Task description
Read through the data, and wherever a line holds the word "false", write that line out.

Input data
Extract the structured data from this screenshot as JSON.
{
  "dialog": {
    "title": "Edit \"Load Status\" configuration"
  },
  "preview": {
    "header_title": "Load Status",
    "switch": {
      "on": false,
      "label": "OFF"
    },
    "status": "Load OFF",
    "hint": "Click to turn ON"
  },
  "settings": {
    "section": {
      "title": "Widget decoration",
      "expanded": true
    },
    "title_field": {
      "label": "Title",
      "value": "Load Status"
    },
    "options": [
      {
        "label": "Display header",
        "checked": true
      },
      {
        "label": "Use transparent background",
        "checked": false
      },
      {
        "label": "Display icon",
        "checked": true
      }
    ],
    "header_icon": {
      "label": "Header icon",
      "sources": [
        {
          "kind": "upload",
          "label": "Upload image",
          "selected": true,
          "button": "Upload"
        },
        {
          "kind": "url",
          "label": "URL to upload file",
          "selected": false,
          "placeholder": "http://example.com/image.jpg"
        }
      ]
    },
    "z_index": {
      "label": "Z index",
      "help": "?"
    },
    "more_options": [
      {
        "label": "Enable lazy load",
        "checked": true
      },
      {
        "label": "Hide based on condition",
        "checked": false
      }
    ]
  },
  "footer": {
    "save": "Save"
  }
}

Written solution
      "on": false,
        "checked": false
          "selected": false,
        "checked": false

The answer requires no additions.